REQUIRED ACTION →
Omit the images. Restate all of the records word for word.

* * * * *

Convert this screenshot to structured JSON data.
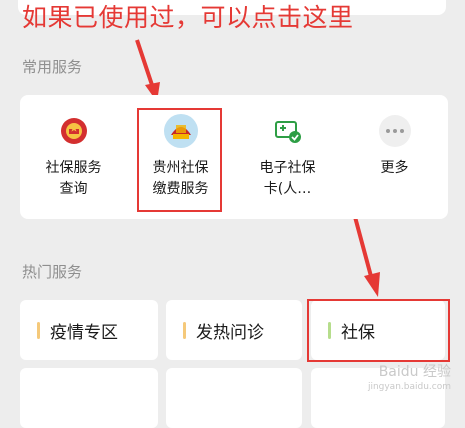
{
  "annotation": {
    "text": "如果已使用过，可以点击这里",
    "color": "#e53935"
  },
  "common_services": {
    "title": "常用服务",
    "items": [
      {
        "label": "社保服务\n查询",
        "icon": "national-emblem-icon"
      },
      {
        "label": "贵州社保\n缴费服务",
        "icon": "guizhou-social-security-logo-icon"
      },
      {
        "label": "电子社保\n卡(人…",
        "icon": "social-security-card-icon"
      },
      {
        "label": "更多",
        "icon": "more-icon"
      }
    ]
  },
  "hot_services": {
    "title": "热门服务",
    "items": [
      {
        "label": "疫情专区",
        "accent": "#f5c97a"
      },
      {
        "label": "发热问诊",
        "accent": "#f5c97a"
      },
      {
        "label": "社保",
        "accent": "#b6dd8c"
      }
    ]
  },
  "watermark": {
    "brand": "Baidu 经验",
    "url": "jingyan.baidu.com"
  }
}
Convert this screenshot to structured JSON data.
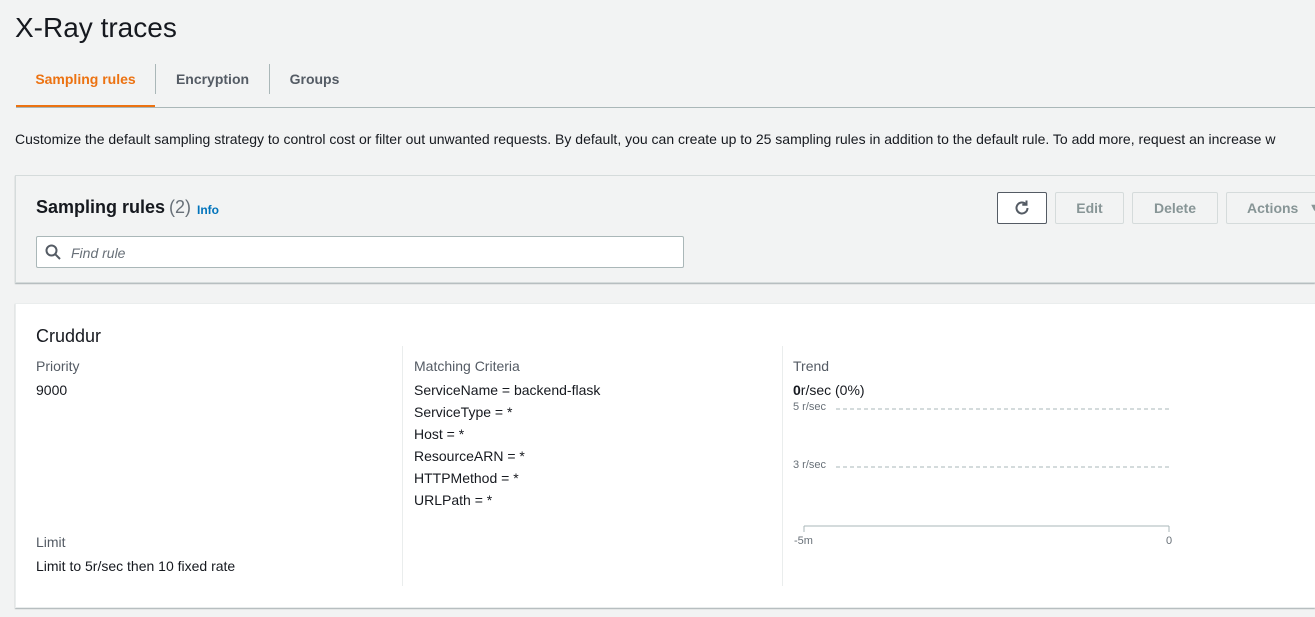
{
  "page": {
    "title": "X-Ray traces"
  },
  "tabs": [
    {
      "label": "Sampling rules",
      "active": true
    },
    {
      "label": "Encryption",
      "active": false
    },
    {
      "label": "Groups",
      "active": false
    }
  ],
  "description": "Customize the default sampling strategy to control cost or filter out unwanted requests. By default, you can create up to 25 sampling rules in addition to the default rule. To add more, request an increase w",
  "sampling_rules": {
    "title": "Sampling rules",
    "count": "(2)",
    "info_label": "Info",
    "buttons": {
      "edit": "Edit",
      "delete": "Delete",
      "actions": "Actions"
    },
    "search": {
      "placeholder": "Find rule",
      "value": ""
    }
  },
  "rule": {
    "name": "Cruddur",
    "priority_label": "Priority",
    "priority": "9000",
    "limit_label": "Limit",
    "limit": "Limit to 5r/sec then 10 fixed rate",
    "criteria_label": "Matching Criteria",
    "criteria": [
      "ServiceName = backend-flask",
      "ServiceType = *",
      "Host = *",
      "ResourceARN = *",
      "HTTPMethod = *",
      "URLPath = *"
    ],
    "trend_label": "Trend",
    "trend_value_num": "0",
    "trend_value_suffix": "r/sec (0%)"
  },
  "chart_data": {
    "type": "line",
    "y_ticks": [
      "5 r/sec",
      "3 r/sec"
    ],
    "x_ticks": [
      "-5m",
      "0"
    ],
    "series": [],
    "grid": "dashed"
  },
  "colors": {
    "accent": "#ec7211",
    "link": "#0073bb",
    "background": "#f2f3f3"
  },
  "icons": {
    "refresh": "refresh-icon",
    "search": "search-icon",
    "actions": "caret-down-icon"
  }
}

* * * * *

EXERCISE ANSWER →
Convert this screenshot to structured JSON data.
{
  "annotation": {
    "text": "如果已使用过，可以点击这里",
    "color": "#e53935"
  },
  "common_services": {
    "title": "常用服务",
    "items": [
      {
        "label": "社保服务\n查询",
        "icon": "national-emblem-icon"
      },
      {
        "label": "贵州社保\n缴费服务",
        "icon": "guizhou-social-security-logo-icon"
      },
      {
        "label": "电子社保\n卡(人…",
        "icon": "social-security-card-icon"
      },
      {
        "label": "更多",
        "icon": "more-icon"
      }
    ]
  },
  "hot_services": {
    "title": "热门服务",
    "items": [
      {
        "label": "疫情专区",
        "accent": "#f5c97a"
      },
      {
        "label": "发热问诊",
        "accent": "#f5c97a"
      },
      {
        "label": "社保",
        "accent": "#b6dd8c"
      }
    ]
  },
  "watermark": {
    "brand": "Baidu 经验",
    "url": "jingyan.baidu.com"
  }
}
Convert this screenshot to structured JSON data.
{
  "page": {
    "title": "X-Ray traces"
  },
  "tabs": [
    {
      "label": "Sampling rules",
      "active": true
    },
    {
      "label": "Encryption",
      "active": false
    },
    {
      "label": "Groups",
      "active": false
    }
  ],
  "description": "Customize the default sampling strategy to control cost or filter out unwanted requests. By default, you can create up to 25 sampling rules in addition to the default rule. To add more, request an increase w",
  "sampling_rules": {
    "title": "Sampling rules",
    "count": "(2)",
    "info_label": "Info",
    "buttons": {
      "edit": "Edit",
      "delete": "Delete",
      "actions": "Actions"
    },
    "search": {
      "placeholder": "Find rule",
      "value": ""
    }
  },
  "rule": {
    "name": "Cruddur",
    "priority_label": "Priority",
    "priority": "9000",
    "limit_label": "Limit",
    "limit": "Limit to 5r/sec then 10 fixed rate",
    "criteria_label": "Matching Criteria",
    "criteria": [
      "ServiceName = backend-flask",
      "ServiceType = *",
      "Host = *",
      "ResourceARN = *",
      "HTTPMethod = *",
      "URLPath = *"
    ],
    "trend_label": "Trend",
    "trend_value_num": "0",
    "trend_value_suffix": "r/sec (0%)"
  },
  "chart_data": {
    "type": "line",
    "y_ticks": [
      "5 r/sec",
      "3 r/sec"
    ],
    "x_ticks": [
      "-5m",
      "0"
    ],
    "series": [],
    "grid": "dashed"
  },
  "colors": {
    "accent": "#ec7211",
    "link": "#0073bb",
    "background": "#f2f3f3"
  },
  "icons": {
    "refresh": "refresh-icon",
    "search": "search-icon",
    "actions": "caret-down-icon"
  }
}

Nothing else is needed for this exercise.